### Aim of the task
Would you retype, word for word, the line with "Convert this screenshot" and every line after it through the end of the records below?
START Information given
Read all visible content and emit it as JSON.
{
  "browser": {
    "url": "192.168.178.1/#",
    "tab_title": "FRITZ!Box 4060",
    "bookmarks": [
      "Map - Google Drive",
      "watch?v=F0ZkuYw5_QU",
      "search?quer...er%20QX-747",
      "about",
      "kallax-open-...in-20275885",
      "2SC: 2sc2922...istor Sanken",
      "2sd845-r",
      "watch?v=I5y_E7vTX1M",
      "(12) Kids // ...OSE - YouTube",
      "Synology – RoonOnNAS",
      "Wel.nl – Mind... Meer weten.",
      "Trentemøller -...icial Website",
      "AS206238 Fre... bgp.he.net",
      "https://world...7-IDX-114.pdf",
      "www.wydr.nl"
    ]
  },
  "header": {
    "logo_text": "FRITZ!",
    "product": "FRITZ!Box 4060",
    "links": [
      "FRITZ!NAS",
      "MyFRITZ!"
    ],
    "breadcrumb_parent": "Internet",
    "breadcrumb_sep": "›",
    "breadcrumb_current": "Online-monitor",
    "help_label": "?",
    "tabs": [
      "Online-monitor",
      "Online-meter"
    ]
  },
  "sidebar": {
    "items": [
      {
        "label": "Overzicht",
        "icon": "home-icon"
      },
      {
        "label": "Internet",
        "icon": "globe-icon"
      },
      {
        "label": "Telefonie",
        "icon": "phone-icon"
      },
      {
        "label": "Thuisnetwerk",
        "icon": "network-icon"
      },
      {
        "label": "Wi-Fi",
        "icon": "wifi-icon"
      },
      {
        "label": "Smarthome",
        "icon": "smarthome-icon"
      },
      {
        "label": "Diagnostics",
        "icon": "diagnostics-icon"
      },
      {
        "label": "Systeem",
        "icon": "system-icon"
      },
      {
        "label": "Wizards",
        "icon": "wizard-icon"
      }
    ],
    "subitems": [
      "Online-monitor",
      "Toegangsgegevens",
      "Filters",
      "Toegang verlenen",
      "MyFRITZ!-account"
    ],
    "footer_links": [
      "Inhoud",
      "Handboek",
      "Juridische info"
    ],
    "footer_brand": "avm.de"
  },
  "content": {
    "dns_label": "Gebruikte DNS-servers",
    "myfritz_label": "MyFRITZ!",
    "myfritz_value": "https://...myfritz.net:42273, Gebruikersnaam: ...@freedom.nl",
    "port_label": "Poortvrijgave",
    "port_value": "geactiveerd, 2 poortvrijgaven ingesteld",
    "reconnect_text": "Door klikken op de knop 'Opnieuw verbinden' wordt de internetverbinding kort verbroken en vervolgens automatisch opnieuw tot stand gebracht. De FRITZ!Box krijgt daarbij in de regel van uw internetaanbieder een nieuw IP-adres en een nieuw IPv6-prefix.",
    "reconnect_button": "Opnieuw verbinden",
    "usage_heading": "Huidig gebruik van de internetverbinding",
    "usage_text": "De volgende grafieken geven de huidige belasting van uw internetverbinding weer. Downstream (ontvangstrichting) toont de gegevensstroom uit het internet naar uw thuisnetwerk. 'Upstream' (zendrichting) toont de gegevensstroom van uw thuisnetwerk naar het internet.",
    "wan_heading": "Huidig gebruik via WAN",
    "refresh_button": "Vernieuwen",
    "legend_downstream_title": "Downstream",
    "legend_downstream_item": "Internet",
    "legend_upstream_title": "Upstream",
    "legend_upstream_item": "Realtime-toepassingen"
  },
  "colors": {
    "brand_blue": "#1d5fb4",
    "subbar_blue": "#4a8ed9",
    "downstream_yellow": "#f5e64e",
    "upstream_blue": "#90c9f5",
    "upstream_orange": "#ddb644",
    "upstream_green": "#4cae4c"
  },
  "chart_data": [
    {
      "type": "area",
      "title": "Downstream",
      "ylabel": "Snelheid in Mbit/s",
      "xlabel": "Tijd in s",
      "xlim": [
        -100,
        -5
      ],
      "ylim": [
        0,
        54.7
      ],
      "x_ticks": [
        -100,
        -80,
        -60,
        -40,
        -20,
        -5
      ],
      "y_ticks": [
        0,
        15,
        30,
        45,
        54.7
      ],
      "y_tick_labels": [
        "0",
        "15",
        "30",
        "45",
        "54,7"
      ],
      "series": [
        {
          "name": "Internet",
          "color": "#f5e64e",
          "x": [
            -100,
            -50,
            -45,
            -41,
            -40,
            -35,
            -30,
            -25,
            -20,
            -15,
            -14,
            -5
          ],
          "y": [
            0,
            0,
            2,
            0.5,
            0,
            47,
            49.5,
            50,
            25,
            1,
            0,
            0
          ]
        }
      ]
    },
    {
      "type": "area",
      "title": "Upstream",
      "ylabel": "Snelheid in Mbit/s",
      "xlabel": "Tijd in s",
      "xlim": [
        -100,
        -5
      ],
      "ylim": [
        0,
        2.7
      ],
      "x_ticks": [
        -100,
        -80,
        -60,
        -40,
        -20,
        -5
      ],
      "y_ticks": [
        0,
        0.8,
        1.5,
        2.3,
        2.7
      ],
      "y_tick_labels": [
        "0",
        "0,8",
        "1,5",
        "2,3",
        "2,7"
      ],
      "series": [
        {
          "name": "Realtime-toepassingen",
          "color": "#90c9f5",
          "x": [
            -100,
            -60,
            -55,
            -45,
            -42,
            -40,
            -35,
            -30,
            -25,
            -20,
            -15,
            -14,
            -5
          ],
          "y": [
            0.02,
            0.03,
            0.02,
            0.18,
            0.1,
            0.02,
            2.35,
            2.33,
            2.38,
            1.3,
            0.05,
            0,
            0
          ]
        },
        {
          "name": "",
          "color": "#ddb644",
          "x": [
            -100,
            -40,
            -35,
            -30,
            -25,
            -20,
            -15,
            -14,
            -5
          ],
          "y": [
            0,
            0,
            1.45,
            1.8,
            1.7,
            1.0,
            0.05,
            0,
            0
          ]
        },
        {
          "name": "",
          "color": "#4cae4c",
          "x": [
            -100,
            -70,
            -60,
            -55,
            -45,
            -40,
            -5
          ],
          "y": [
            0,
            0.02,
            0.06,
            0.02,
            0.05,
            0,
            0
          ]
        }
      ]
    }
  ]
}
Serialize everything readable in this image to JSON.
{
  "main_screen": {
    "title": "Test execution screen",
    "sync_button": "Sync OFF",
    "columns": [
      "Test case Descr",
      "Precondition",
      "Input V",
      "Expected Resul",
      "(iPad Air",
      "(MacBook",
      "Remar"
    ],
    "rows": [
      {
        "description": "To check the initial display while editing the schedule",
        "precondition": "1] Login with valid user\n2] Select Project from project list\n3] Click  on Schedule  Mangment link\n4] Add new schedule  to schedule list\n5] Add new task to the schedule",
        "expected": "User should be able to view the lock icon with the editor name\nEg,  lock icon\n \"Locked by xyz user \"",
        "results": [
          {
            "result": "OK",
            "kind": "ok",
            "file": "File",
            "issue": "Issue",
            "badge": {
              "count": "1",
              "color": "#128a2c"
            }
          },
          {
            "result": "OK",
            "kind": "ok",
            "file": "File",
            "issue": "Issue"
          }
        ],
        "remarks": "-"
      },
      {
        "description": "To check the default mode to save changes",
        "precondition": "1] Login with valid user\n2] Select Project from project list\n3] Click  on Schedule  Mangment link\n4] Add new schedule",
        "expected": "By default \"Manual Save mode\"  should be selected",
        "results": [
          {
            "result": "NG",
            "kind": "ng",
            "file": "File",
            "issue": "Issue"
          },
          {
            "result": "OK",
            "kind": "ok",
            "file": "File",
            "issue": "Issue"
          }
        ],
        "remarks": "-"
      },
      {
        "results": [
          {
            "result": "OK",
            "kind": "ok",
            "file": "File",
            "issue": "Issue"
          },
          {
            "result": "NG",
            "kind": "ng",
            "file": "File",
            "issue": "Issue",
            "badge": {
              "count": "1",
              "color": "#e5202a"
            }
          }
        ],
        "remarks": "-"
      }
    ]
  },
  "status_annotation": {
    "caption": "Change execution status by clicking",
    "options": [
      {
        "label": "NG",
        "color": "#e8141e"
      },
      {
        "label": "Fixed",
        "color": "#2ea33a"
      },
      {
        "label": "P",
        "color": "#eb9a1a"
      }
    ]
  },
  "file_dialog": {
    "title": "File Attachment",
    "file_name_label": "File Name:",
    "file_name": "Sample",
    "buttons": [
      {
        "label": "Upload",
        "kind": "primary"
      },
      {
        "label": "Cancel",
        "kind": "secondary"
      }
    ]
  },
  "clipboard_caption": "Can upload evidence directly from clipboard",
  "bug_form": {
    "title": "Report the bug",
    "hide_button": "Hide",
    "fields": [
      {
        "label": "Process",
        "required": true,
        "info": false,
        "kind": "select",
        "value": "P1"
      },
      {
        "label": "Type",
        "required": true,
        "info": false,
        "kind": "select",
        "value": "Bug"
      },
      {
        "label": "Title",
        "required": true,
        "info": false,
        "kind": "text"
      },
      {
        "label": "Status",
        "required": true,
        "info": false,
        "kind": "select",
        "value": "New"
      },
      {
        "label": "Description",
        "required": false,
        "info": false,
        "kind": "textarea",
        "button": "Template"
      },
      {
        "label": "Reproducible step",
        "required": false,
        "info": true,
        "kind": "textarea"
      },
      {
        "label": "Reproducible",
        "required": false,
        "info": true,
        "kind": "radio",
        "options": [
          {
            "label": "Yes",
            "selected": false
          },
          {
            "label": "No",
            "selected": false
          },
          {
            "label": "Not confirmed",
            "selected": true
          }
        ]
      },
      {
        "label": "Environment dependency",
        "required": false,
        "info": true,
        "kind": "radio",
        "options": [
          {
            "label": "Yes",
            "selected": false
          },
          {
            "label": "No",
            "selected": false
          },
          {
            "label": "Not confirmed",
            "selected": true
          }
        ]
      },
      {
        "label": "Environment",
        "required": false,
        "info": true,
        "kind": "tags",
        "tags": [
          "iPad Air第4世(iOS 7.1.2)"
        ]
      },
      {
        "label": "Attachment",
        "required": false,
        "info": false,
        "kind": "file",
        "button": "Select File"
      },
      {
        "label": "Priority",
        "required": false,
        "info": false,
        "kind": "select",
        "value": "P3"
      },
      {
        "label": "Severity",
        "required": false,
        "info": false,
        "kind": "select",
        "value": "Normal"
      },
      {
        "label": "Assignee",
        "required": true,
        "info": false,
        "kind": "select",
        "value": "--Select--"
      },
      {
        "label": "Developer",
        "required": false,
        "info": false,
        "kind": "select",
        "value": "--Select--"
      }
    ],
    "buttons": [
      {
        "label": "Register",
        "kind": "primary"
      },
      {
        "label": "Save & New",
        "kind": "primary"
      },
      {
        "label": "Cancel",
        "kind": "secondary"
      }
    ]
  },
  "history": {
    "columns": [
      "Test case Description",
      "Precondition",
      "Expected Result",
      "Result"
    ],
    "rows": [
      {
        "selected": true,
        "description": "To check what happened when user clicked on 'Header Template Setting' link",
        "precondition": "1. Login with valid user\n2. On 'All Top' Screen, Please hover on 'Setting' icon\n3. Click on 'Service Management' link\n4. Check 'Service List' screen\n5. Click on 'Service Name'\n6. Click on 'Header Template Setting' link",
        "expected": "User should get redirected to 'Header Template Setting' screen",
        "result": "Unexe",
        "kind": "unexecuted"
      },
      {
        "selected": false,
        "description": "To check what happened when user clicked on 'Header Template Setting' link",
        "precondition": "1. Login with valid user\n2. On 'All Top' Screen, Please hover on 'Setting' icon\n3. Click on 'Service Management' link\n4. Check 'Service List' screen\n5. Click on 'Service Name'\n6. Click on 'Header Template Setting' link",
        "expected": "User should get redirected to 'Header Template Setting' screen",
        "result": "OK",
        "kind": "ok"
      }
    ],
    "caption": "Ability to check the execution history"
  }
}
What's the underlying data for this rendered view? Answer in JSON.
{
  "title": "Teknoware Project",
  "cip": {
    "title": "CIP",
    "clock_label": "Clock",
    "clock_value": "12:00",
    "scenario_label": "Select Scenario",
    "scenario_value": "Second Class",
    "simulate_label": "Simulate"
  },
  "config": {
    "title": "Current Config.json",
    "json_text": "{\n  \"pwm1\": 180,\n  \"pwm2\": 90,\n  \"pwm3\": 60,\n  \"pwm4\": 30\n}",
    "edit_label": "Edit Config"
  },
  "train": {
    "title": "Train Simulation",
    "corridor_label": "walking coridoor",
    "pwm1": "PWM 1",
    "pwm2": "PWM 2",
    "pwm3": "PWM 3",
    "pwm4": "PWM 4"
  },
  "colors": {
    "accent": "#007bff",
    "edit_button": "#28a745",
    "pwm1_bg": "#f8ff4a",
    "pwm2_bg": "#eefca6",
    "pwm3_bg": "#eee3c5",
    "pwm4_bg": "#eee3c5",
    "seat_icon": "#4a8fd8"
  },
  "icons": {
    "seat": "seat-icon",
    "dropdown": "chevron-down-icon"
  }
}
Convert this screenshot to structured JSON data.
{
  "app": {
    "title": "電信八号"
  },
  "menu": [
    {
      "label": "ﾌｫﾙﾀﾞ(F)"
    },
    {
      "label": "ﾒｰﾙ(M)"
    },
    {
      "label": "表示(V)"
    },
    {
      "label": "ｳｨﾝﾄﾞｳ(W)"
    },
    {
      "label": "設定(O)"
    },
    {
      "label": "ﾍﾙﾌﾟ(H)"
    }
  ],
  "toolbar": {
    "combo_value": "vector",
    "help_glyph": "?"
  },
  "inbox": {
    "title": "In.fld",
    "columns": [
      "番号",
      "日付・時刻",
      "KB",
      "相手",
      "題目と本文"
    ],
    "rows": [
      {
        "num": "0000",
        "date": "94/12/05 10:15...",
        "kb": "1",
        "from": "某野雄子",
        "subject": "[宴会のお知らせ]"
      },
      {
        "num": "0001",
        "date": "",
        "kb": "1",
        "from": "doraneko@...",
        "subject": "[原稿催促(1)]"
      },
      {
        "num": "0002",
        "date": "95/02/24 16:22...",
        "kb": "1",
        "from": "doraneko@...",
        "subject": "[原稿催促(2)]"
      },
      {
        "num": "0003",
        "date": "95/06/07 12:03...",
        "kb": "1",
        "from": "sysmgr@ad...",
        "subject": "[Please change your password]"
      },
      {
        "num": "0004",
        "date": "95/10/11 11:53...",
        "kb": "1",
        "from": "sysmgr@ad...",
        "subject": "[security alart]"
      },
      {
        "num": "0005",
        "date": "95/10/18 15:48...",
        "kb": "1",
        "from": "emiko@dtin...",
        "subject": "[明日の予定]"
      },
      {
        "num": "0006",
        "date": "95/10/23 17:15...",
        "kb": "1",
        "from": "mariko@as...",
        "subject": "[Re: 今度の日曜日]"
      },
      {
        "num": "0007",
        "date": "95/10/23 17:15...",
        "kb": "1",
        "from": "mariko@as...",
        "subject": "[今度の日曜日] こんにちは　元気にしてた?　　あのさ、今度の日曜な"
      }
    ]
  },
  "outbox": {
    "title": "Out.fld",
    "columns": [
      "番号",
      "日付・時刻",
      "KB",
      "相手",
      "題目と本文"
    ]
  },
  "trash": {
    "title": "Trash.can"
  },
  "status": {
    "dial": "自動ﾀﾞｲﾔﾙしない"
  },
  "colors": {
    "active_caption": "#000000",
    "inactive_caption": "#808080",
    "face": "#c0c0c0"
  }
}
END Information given
### Response for this exercise
Convert this screenshot to structured JSON data.
{
  "app": {
    "title": "電信八号"
  },
  "menu": [
    {
      "label": "ﾌｫﾙﾀﾞ(F)"
    },
    {
      "label": "ﾒｰﾙ(M)"
    },
    {
      "label": "表示(V)"
    },
    {
      "label": "ｳｨﾝﾄﾞｳ(W)"
    },
    {
      "label": "設定(O)"
    },
    {
      "label": "ﾍﾙﾌﾟ(H)"
    }
  ],
  "toolbar": {
    "combo_value": "vector",
    "help_glyph": "?"
  },
  "inbox": {
    "title": "In.fld",
    "columns": [
      "番号",
      "日付・時刻",
      "KB",
      "相手",
      "題目と本文"
    ],
    "rows": [
      {
        "num": "0000",
        "date": "94/12/05 10:15...",
        "kb": "1",
        "from": "某野雄子",
        "subject": "[宴会のお知らせ]"
      },
      {
        "num": "0001",
        "date": "",
        "kb": "1",
        "from": "doraneko@...",
        "subject": "[原稿催促(1)]"
      },
      {
        "num": "0002",
        "date": "95/02/24 16:22...",
        "kb": "1",
        "from": "doraneko@...",
        "subject": "[原稿催促(2)]"
      },
      {
        "num": "0003",
        "date": "95/06/07 12:03...",
        "kb": "1",
        "from": "sysmgr@ad...",
        "subject": "[Please change your password]"
      },
      {
        "num": "0004",
        "date": "95/10/11 11:53...",
        "kb": "1",
        "from": "sysmgr@ad...",
        "subject": "[security alart]"
      },
      {
        "num": "0005",
        "date": "95/10/18 15:48...",
        "kb": "1",
        "from": "emiko@dtin...",
        "subject": "[明日の予定]"
      },
      {
        "num": "0006",
        "date": "95/10/23 17:15...",
        "kb": "1",
        "from": "mariko@as...",
        "subject": "[Re: 今度の日曜日]"
      },
      {
        "num": "0007",
        "date": "95/10/23 17:15...",
        "kb": "1",
        "from": "mariko@as...",
        "subject": "[今度の日曜日] こんにちは　元気にしてた?　　あのさ、今度の日曜な"
      }
    ]
  },
  "outbox": {
    "title": "Out.fld",
    "columns": [
      "番号",
      "日付・時刻",
      "KB",
      "相手",
      "題目と本文"
    ]
  },
  "trash": {
    "title": "Trash.can"
  },
  "status": {
    "dial": "自動ﾀﾞｲﾔﾙしない"
  },
  "colors": {
    "active_caption": "#000000",
    "inactive_caption": "#808080",
    "face": "#c0c0c0"
  }
}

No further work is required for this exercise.